INSTRUCTIONS TO FOLLOW ▸ Each line of the data below that contains "JSON" must be copied.

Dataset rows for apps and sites
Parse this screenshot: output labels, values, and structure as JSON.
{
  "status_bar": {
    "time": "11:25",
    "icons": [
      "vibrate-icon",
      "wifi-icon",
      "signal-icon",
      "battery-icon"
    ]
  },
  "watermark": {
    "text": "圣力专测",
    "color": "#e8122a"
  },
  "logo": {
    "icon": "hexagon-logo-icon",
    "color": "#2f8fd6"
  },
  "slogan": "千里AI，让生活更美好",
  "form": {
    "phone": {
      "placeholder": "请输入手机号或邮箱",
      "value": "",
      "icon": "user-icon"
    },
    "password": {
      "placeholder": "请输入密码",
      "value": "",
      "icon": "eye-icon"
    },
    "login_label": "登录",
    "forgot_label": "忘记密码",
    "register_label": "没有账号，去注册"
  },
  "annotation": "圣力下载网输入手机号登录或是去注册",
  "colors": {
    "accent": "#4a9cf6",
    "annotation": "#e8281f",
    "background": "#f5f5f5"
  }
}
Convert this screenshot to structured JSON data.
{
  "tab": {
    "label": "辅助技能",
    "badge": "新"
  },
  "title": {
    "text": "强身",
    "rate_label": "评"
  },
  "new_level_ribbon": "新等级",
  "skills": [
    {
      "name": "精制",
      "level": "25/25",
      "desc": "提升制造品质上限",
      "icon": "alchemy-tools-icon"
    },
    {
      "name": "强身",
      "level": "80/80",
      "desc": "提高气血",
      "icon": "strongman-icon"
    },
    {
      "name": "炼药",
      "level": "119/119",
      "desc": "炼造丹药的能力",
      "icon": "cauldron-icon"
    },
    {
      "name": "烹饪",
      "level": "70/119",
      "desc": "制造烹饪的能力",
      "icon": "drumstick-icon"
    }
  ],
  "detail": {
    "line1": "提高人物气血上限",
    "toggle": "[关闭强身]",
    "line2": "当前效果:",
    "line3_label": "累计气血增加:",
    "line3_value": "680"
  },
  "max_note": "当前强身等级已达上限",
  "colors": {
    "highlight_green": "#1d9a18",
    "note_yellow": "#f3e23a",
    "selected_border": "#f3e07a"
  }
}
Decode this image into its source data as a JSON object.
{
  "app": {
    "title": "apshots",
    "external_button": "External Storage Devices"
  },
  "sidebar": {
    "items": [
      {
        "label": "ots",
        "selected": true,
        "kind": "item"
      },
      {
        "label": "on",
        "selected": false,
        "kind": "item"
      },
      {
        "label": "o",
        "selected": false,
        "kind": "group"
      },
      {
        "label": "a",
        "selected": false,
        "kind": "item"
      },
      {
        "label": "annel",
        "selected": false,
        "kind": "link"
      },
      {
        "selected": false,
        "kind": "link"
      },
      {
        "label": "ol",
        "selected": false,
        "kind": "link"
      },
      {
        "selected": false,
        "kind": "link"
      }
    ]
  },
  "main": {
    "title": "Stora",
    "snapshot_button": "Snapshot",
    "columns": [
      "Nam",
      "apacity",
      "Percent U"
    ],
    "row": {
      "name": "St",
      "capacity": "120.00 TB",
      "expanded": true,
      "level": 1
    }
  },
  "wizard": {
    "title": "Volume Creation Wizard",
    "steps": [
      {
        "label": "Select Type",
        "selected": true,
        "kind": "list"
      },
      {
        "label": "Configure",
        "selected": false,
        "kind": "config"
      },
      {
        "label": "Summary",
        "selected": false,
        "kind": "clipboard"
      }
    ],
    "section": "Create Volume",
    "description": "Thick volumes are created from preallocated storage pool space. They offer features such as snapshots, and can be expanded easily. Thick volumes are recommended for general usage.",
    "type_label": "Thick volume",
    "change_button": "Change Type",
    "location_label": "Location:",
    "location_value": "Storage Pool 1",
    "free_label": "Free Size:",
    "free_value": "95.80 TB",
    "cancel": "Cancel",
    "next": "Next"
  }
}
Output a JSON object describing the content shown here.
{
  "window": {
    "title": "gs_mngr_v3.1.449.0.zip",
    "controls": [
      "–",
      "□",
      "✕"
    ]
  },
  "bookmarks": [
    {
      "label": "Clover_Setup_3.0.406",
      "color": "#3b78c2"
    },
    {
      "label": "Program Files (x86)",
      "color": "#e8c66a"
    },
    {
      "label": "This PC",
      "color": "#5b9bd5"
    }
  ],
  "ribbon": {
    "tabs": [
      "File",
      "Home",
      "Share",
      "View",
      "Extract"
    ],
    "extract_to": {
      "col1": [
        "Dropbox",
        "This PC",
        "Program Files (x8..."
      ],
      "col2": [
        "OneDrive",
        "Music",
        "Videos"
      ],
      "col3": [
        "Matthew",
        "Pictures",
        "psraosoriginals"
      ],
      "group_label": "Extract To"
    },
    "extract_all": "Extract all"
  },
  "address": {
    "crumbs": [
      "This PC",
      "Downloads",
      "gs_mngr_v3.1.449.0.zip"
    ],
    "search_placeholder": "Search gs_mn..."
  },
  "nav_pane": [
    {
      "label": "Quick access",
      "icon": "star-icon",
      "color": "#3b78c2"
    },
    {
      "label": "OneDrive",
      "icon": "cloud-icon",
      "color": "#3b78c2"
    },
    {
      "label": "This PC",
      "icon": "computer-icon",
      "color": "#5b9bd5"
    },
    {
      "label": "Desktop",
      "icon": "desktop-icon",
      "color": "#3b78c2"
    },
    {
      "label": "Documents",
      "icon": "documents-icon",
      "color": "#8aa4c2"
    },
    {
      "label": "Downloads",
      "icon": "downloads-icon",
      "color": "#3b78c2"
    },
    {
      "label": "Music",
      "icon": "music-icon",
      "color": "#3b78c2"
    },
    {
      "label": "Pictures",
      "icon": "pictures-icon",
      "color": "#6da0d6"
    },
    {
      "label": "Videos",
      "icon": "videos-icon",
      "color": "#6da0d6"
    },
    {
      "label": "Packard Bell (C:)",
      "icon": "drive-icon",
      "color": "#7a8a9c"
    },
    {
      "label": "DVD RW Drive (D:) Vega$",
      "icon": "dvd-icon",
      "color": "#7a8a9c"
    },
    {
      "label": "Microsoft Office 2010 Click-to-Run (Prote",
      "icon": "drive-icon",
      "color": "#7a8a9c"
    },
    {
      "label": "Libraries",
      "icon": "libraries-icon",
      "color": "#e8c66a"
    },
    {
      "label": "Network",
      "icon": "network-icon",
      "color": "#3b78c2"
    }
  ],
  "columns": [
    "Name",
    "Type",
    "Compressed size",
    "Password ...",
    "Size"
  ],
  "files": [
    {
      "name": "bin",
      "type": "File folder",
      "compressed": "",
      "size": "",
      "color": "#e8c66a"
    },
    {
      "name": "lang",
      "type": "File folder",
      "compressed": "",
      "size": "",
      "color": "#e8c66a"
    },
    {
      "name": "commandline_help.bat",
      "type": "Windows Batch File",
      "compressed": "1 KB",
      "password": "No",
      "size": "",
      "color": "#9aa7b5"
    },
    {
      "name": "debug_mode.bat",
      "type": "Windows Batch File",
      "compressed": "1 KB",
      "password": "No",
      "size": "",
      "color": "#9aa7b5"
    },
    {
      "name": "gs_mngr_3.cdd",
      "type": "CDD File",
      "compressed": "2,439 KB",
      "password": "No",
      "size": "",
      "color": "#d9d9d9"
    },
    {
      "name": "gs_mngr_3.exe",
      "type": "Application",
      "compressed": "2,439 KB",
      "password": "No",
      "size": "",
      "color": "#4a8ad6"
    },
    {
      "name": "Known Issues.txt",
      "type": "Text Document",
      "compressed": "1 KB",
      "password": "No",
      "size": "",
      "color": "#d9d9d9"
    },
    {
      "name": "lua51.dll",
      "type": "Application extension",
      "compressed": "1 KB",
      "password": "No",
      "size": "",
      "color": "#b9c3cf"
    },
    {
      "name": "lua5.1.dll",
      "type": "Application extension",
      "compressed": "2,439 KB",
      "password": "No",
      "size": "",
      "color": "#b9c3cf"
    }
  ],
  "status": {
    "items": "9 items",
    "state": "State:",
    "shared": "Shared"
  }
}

YOUR SOLUTION ▸
Parse this screenshot: output labels, values, and structure as JSON.
Convert this screenshot to structured JSON data.
Decode this image into its source data as a JSON object.
Output a JSON object describing the content shown here.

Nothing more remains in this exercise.